1 Moreover, brethren, we do you to wit of the grace of God bestowed on the churches of Macedonia;
2 How that in a great trial of affliction the abundance of their joy and their deep poverty abounded unto the riches of their liberality.
3 For to their power, I bear record, yea, and beyond their power they were willing of themselves;
4 Praying us with much intreaty that we would receive the gift, and take upon us the fellowship of the ministering to the saints.
5 And this they did, not as we hoped, but first gave their own selves to the Lord, and unto us by the will of God. 2 Cor. 8:1-4
In this final part, we will include verse 5 of this portion of scripture, which is the foundation upon which all that is written therein is built. This discourse would be incomplete – indeed, it would be meaningless – without an understanding of this verse. Verse 5 reads: “And this they did, not as we hoped, but first gave their own selves to the Lord, and unto us by the will of God.”

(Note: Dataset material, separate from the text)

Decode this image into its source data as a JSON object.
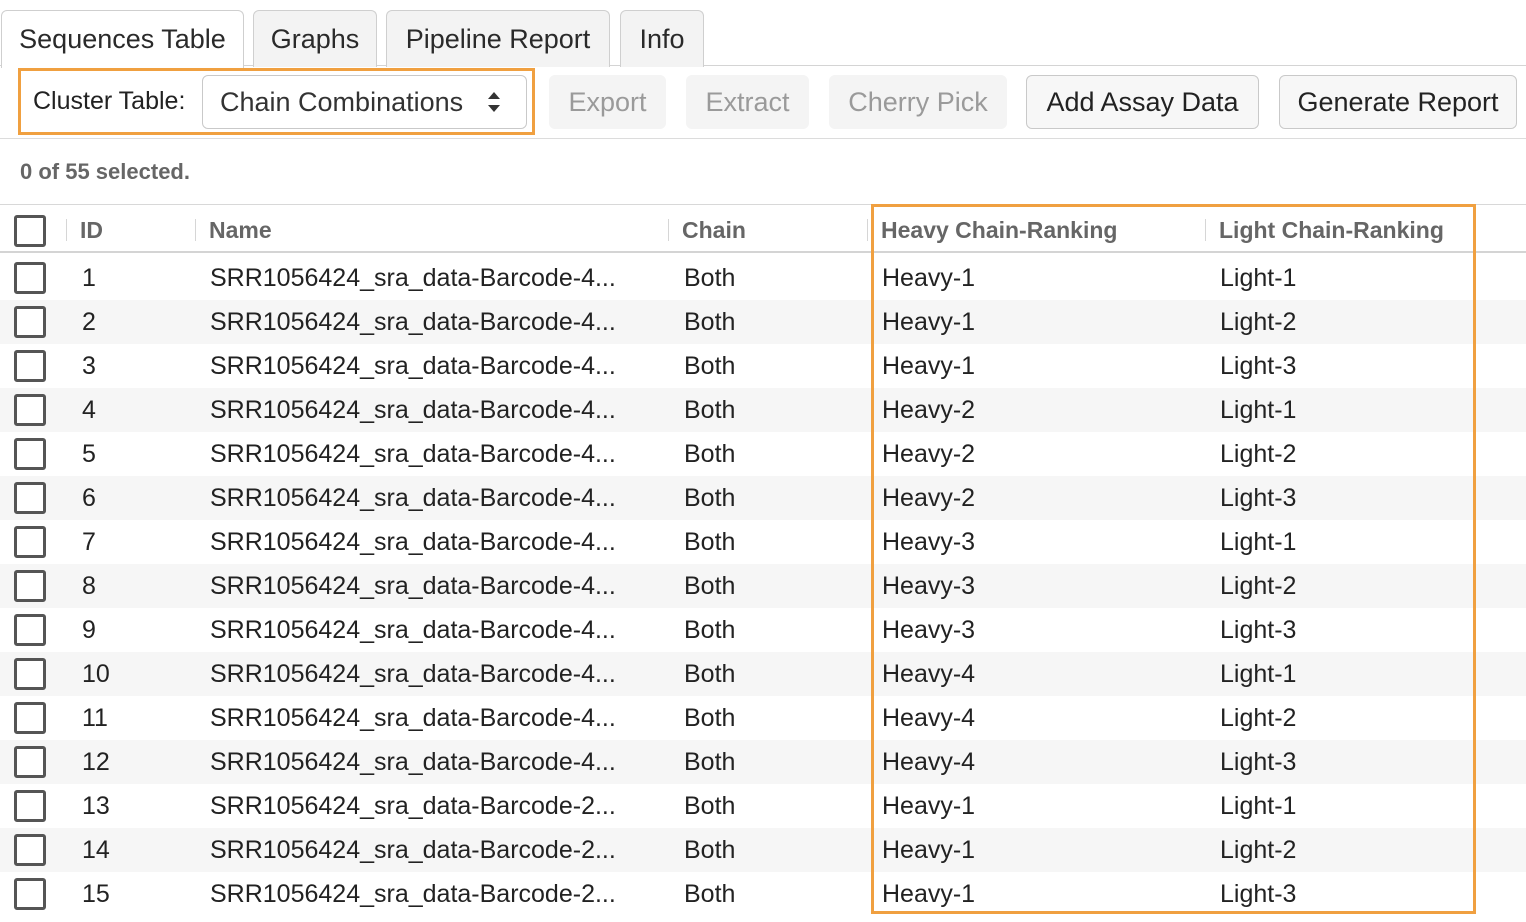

But first, let us consider verses 3 and 4. These verses tell us about the practical outcome of the grace of God that was bestowed upon the Macedonian churches. This is so important for us to understand.
These churches were very poor materially, but when they heard about the physical lack that the Jerusalem church was undergoing, because of the richness of the grace of God in their hearts, they immediately decided to share whatever they had with the brethren who were in need.
There is something very important that I want us to realize about what went on here. The Bible says: “3 For to their power, I bear record, yea, and beyond their power they were willing of themselves; 4 Praying us with much intreaty that we would receive the gift…”
I want us to arrive at the astounding conclusion that the Bible brings up here, which is that the Macedonians gave until they were left with nothing.
Paul says, “For to their power… and beyond their power”, they gave.
What do you think that means?
I believe it means these brethren gave as much as they could give. But then, because of the richness of their generosity, which was a result of the joy that was in their hearts, they decided, ‘No, that’s not enough.’
They then went back inside their houses and took the little they had put aside for themselves and their children and told Paul and the apostles, “Take even these!”
They were left with nothing.
I am sure they were preparing to pull out even their door frames and put them on the donkeys that Paul came with, and Paul was overwhelmed with the sheer incredulity of it all.
Why would they pray Paul “with much intreaty” to take of their goods? It is not common to see people imploring you to take their goods. In churches today, hundreds of programs have been promulgated to make people to give. Actually, it is a form of arm-twisting – and where this fails incentives are brought in!
Have you not heard, in church: “With your gift of a hundred dollars, you can become the proud owner of such and such a souvenir”, or, on the internet, “Click the link at the very top of this description, ‘like’ this site, and you could win great prizes…”
Such a language with the Macedonians would have been as alien as a Martian talking to a man from Earth.
The Bible says the Macedonians gave of their goods willingly, joyfully and cheerfully. “…they were willing of themselves”.
But the Macedonians were rich! They were rich in grace. They could afford to give liberally, almost luxuriantly.
I am sure the Macedonians intreated Paul because he most likely refused to take more of their goods, realizing that these people would be left with literally nothing!
But the consequence of the grace that they carried in their hearts is that they were more concerned about the poor saints in Jerusalem than they were about themselves. They were ready to go without, just so their brethren could have.
These Macedonians were willing to sacrifice themselves that others could live.
Elsewhere, Paul talks of Priscilla and Aquila, “Who have for my life laid down their own necks: unto whom not only I give thanks, but also all the churches of the Gentiles” (Rom. 16:4).
Finally, let us look at the most important verse in this scripture, verse 5.
“And this they did, not as we hoped, but first gave their own selves to the Lord, and unto us by the will of God.”
This is talking about revelation. Anyone can give, but if it is not a result of the revelation of the cross in their lives, such giving is not of the Spirit. This is so important for the church to understand, the fact that we need to give in the Spirit.
There are people who do things for worldly glory, or to satisfy their egos or, as we just saw, to profit in other ways. The gospel, on the other hand, has to do with losing our lives. Hence, the cross.
The revelation of the cross is the heart of the gospel. When we catch this revelation, we are willing to lose our lives for Christ. That is why the Apostle Paul would not preach any other gospel other than the gospel of the cross of Christ. The revelation of the cross in our hearts brings the grace of God into our hearts, and we can live the resurrection life, which is a life that has died in the natural, but is alive in the Spirit.
[Below: The Macedonians gave liberally!]